> **Exercise**: Only lines holding "name" are wanted; copy each of them from the records below.

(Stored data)
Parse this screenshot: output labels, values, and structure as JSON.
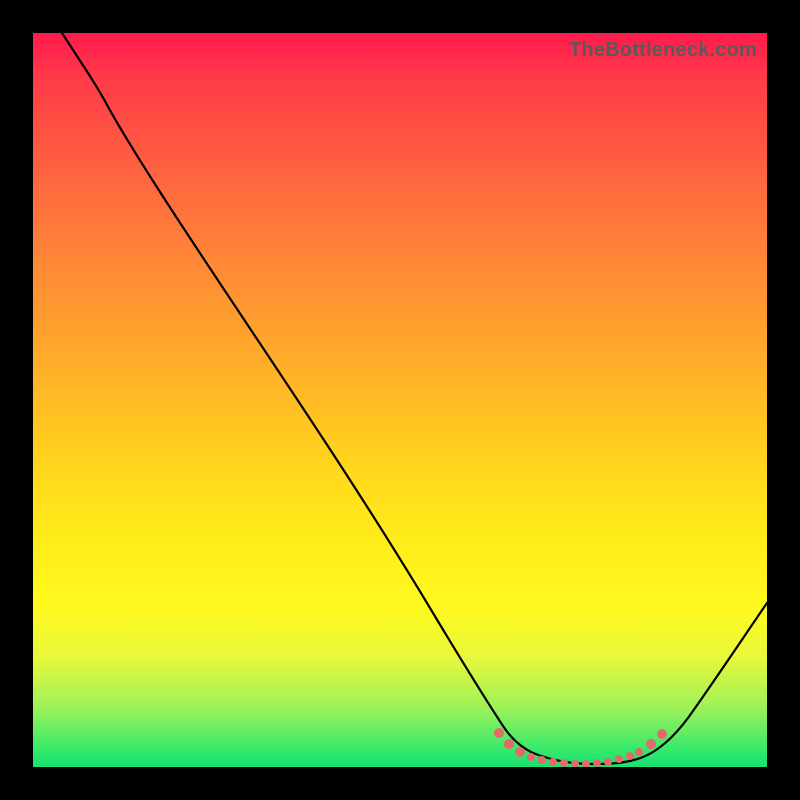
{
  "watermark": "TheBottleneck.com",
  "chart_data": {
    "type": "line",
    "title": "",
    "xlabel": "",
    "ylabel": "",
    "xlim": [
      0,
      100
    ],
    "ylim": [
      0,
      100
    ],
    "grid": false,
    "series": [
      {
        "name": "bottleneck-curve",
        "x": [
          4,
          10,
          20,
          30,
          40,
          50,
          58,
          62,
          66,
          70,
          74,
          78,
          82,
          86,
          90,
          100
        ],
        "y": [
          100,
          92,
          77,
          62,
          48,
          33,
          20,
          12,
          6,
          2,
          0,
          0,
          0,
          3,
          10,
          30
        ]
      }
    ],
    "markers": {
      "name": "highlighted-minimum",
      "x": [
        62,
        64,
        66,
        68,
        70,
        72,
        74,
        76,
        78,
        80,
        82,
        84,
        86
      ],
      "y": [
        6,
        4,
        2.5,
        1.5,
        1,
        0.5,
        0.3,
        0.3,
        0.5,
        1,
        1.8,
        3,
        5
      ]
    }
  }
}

> **Finished exercise**:
        "name": "bottleneck-curve",
      "name": "highlighted-minimum",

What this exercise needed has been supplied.